Element data from apps and pages:
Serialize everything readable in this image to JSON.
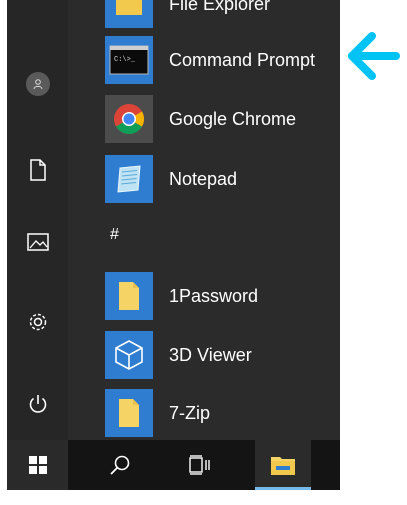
{
  "apps": [
    {
      "label": "File Explorer",
      "icon": "folder-icon",
      "tile_color": "#2f7dd1"
    },
    {
      "label": "Command Prompt",
      "icon": "cmd-icon",
      "tile_color": "#2f7dd1"
    },
    {
      "label": "Google Chrome",
      "icon": "chrome-icon",
      "tile_color": "#4c4c4c"
    },
    {
      "label": "Notepad",
      "icon": "notepad-icon",
      "tile_color": "#2f7dd1"
    },
    {
      "label": "1Password",
      "icon": "folder-icon",
      "tile_color": "#2f7dd1"
    },
    {
      "label": "3D Viewer",
      "icon": "cube-icon",
      "tile_color": "#2f7dd1"
    },
    {
      "label": "7-Zip",
      "icon": "folder-icon",
      "tile_color": "#2f7dd1"
    }
  ],
  "section_letter": "#",
  "rail": [
    "user-avatar",
    "documents-icon",
    "pictures-icon",
    "settings-icon",
    "power-icon"
  ],
  "taskbar": [
    "windows-start-icon",
    "search-icon",
    "task-view-icon",
    "file-explorer-icon"
  ],
  "accent": "#00c3f5"
}
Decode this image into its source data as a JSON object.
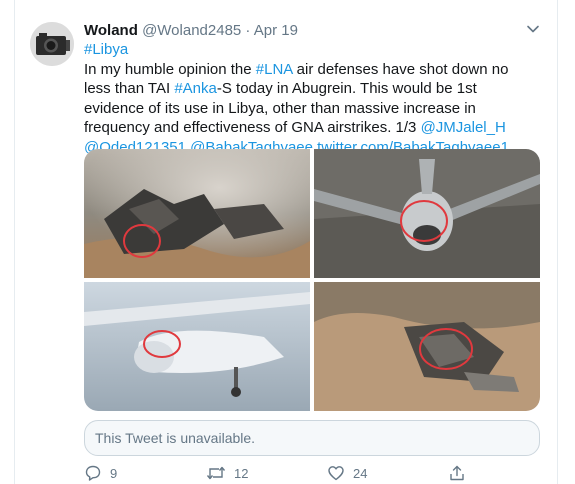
{
  "tweet": {
    "author_name": "Woland",
    "handle": "@Woland2485",
    "separator": "·",
    "date": "Apr 19",
    "hashtag_line": "#Libya",
    "text": {
      "p1": "In my humble opinion the ",
      "lna": "#LNA",
      "p2": " air defenses have shot down no less than TAI ",
      "anka": "#Anka",
      "p3": "-S today in Abugrein. This would be 1st evidence of its use in Libya, other than massive increase in frequency and effectiveness of GNA airstrikes. 1/3 ",
      "m1": "@JMJalel_H",
      "m2": "@Oded121351",
      "m3": "@BabakTaghvaee",
      "url": "twitter.com/BabakTaghvaee1..."
    },
    "quoted_unavailable": "This Tweet is unavailable.",
    "counts": {
      "replies": "9",
      "retweets": "12",
      "likes": "24"
    },
    "icons": {
      "caret": "chevron-down-icon",
      "reply": "reply-icon",
      "retweet": "retweet-icon",
      "like": "heart-icon",
      "share": "share-icon"
    }
  },
  "colors": {
    "link": "#1b95e0",
    "muted": "#657786",
    "border": "#ccd6dd",
    "annotation": "#e0393e"
  }
}
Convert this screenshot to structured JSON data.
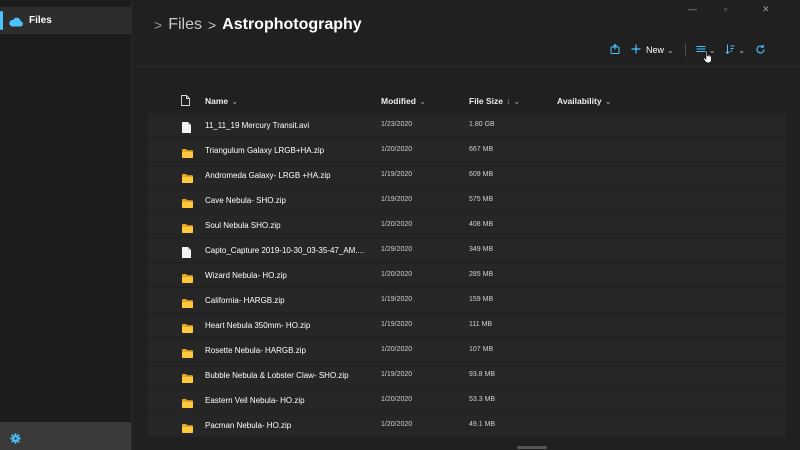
{
  "sidebar": {
    "items": [
      {
        "label": "Files",
        "icon": "cloud-icon"
      }
    ],
    "settings_icon": "gear-icon",
    "accent_color": "#4cc2ff"
  },
  "window_controls": {
    "minimize": "—",
    "maximize": "▫",
    "close": "✕"
  },
  "breadcrumb": {
    "items": [
      "Files",
      "Astrophotography"
    ]
  },
  "toolbar": {
    "new_label": "New",
    "accent_color": "#4cc2ff",
    "icons": [
      "share-icon",
      "plus-icon",
      "view-options-icon",
      "sort-icon",
      "refresh-icon"
    ]
  },
  "table": {
    "columns": [
      {
        "label": "Name"
      },
      {
        "label": "Modified"
      },
      {
        "label": "File Size"
      },
      {
        "label": "Availability"
      }
    ],
    "rows": [
      {
        "name": "11_11_19 Mercury Transit.avi",
        "modified": "1/23/2020",
        "size": "1.80 GB",
        "type": "file"
      },
      {
        "name": "Triangulum Galaxy LRGB+HA.zip",
        "modified": "1/20/2020",
        "size": "667 MB",
        "type": "folder"
      },
      {
        "name": "Andromeda Galaxy- LRGB +HA.zip",
        "modified": "1/19/2020",
        "size": "609 MB",
        "type": "folder"
      },
      {
        "name": "Cave Nebula- SHO.zip",
        "modified": "1/19/2020",
        "size": "575 MB",
        "type": "folder"
      },
      {
        "name": "Soul Nebula SHO.zip",
        "modified": "1/20/2020",
        "size": "408 MB",
        "type": "folder"
      },
      {
        "name": "Capto_Capture 2019-10-30_03-35-47_AM....",
        "modified": "1/29/2020",
        "size": "349 MB",
        "type": "file"
      },
      {
        "name": "Wizard Nebula- HO.zip",
        "modified": "1/20/2020",
        "size": "285 MB",
        "type": "folder"
      },
      {
        "name": "California- HARGB.zip",
        "modified": "1/19/2020",
        "size": "159 MB",
        "type": "folder"
      },
      {
        "name": "Heart Nebula 350mm- HO.zip",
        "modified": "1/19/2020",
        "size": "111 MB",
        "type": "folder"
      },
      {
        "name": "Rosette Nebula- HARGB.zip",
        "modified": "1/20/2020",
        "size": "107 MB",
        "type": "folder"
      },
      {
        "name": "Bubble Nebula & Lobster Claw- SHO.zip",
        "modified": "1/19/2020",
        "size": "93.8 MB",
        "type": "folder"
      },
      {
        "name": "Eastern Veil Nebula- HO.zip",
        "modified": "1/20/2020",
        "size": "53.3 MB",
        "type": "folder"
      },
      {
        "name": "Pacman Nebula- HO.zip",
        "modified": "1/20/2020",
        "size": "49.1 MB",
        "type": "folder"
      }
    ]
  }
}
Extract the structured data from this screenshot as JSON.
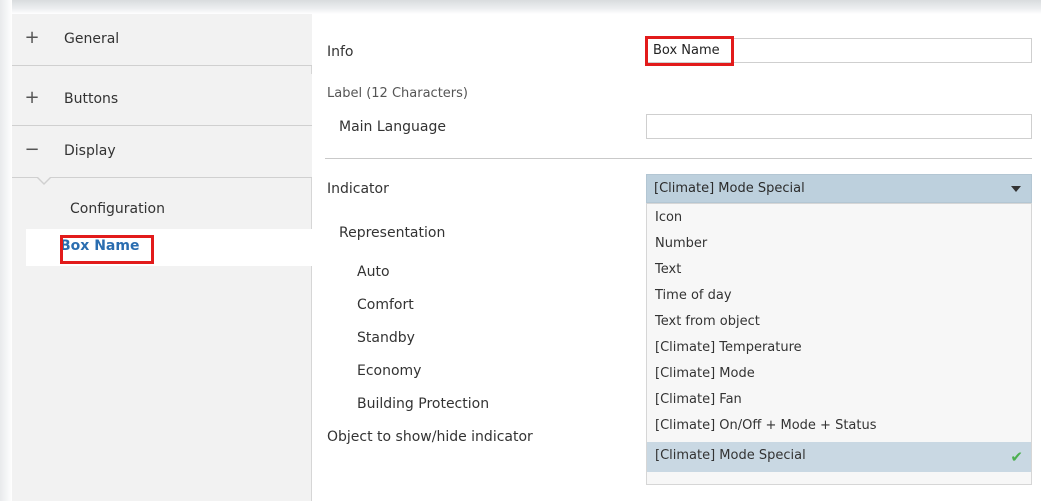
{
  "sidebar": {
    "items": [
      {
        "symbol": "+",
        "label": "General",
        "icon": "plus-icon"
      },
      {
        "symbol": "+",
        "label": "Buttons",
        "icon": "plus-icon"
      },
      {
        "symbol": "−",
        "label": "Display",
        "icon": "minus-icon"
      }
    ],
    "subitems": [
      {
        "label": "Configuration"
      },
      {
        "label": "Box Name",
        "active": true
      }
    ]
  },
  "content": {
    "info": {
      "label": "Info",
      "value": "Box Name"
    },
    "label_section": {
      "heading": "Label (12 Characters)"
    },
    "main_language": {
      "label": "Main Language",
      "value": ""
    },
    "indicator": {
      "label": "Indicator",
      "selected": "[Climate] Mode Special"
    },
    "representation": {
      "label": "Representation"
    },
    "modes": [
      "Auto",
      "Comfort",
      "Standby",
      "Economy",
      "Building Protection"
    ],
    "object_show_hide": {
      "label": "Object to show/hide indicator"
    },
    "dropdown_options": [
      "Icon",
      "Number",
      "Text",
      "Time of day",
      "Text from object",
      "[Climate] Temperature",
      "[Climate] Mode",
      "[Climate] Fan",
      "[Climate] On/Off + Mode + Status",
      "[Climate] Mode Special"
    ],
    "selected_option_index": 9,
    "check_icon": "check-icon"
  },
  "colors": {
    "highlight": "#e21b1b",
    "active_link": "#2a6db0",
    "select_bg": "#bdd0dd",
    "check": "#4caf50"
  }
}
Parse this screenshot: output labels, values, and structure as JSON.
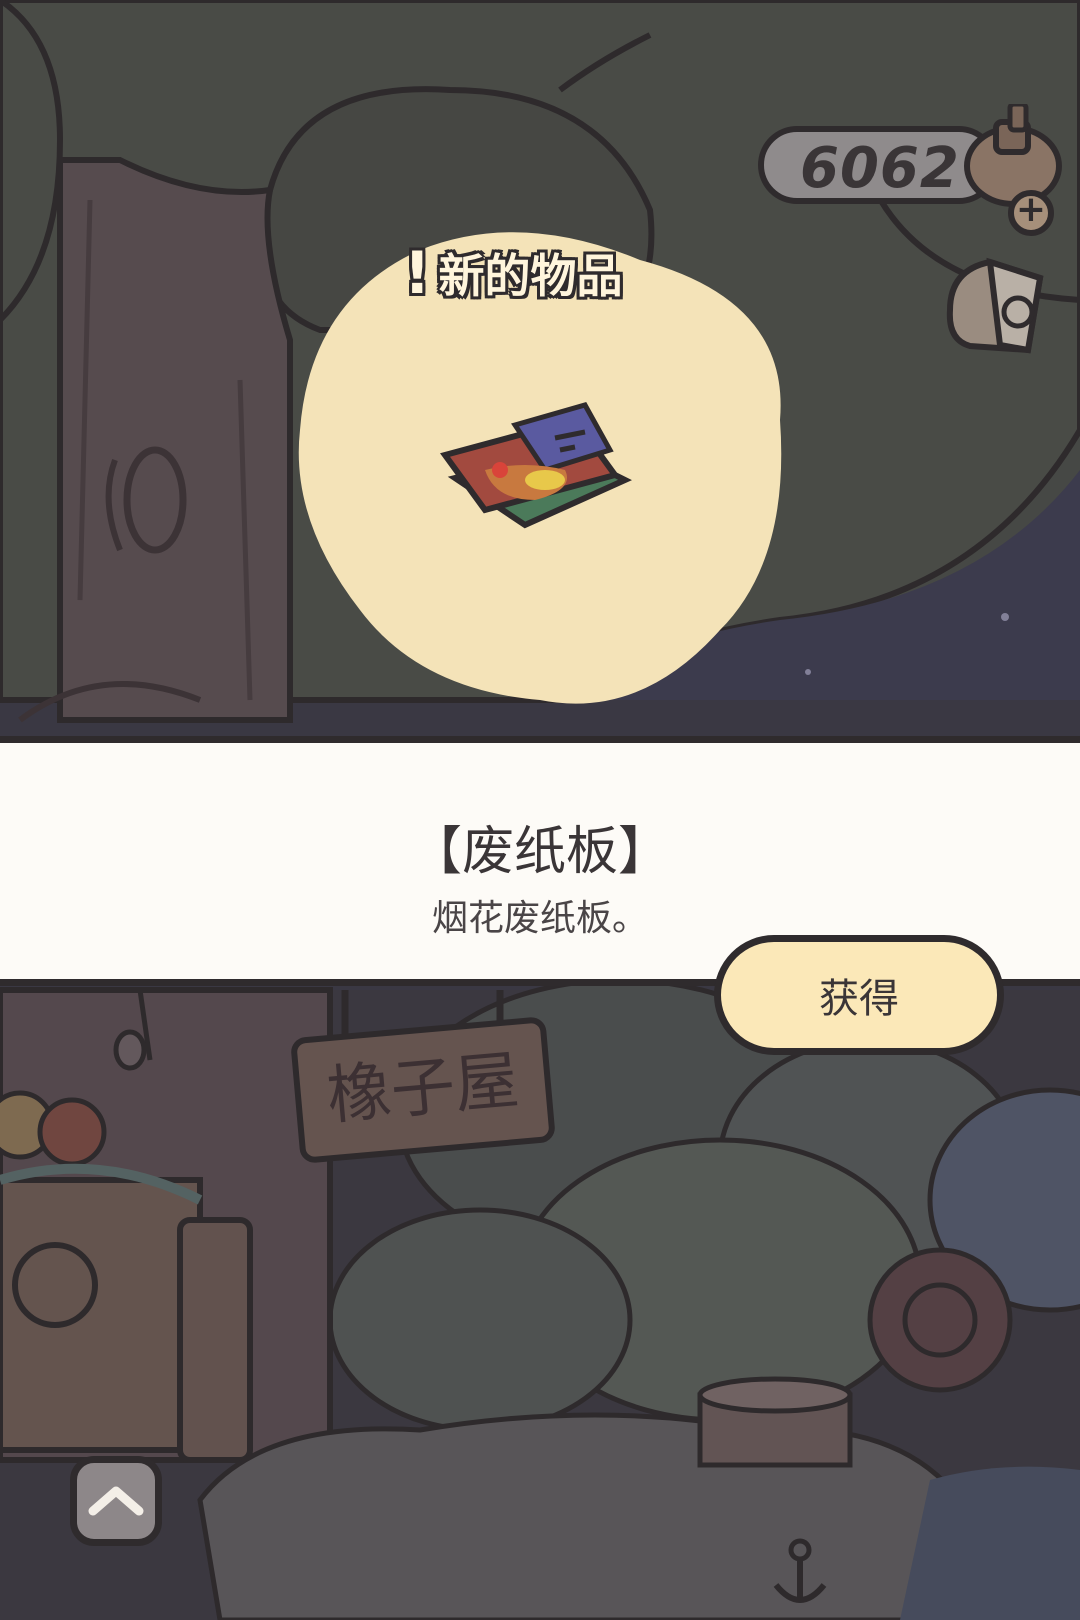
{
  "hud": {
    "clover_count": "6062",
    "plus_symbol": "+"
  },
  "notification": {
    "badge_icon": "!",
    "title": "新的物品"
  },
  "item": {
    "name": "【废纸板】",
    "description": "烟花废纸板。"
  },
  "actions": {
    "obtain_label": "获得"
  },
  "scene": {
    "shop_sign": "橡子屋"
  },
  "icons": [
    "clover-jar-icon",
    "postcard-icon",
    "chevron-up-icon",
    "firework-cardboard-icon",
    "anchor-icon"
  ],
  "colors": {
    "panel_bg": "#fdfbf7",
    "button_bg": "#fbe8b8",
    "outline": "#2f2b2d",
    "spotlight": "#f4e3b8"
  }
}
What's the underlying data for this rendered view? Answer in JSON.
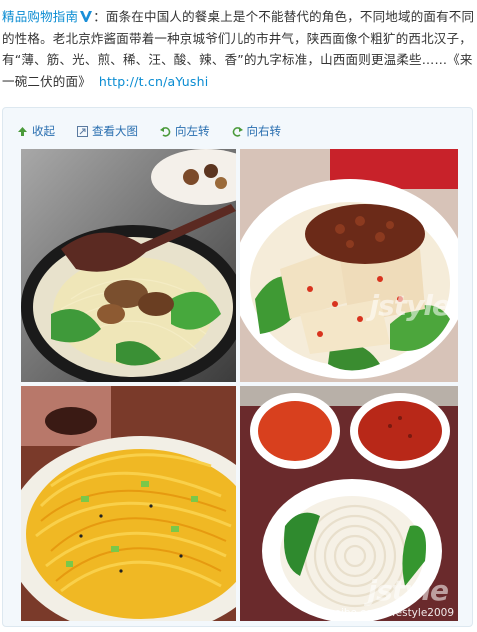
{
  "post": {
    "author": "精品购物指南",
    "text": "：面条在中国人的餐桌上是个不能替代的角色，不同地域的面有不同的性格。老北京炸酱面带着一种京城爷们儿的市井气，陕西面像个粗犷的西北汉子，有“薄、筋、光、煎、稀、汪、酸、辣、香”的九字标准，山西面则更温柔些……《来一碗二伏的面》",
    "link": "http://t.cn/aYushi"
  },
  "toolbar": {
    "collapse": "收起",
    "view_full": "查看大图",
    "rotate_left": "向左转",
    "rotate_right": "向右转"
  },
  "images": {
    "watermark": "jstyle",
    "credit": "weibo.com/lifestyle2009"
  },
  "colors": {
    "link": "#0a8cd2",
    "toolbar_link": "#2a6fb0",
    "media_bg": "#f3f8fc"
  }
}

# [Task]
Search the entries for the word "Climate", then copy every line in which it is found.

# [Output for this exercise]
      "selected": "[Climate] Mode Special"
      "[Climate] Temperature",
      "[Climate] Mode",
      "[Climate] Fan",
      "[Climate] On/Off + Mode + Status",
      "[Climate] Mode Special"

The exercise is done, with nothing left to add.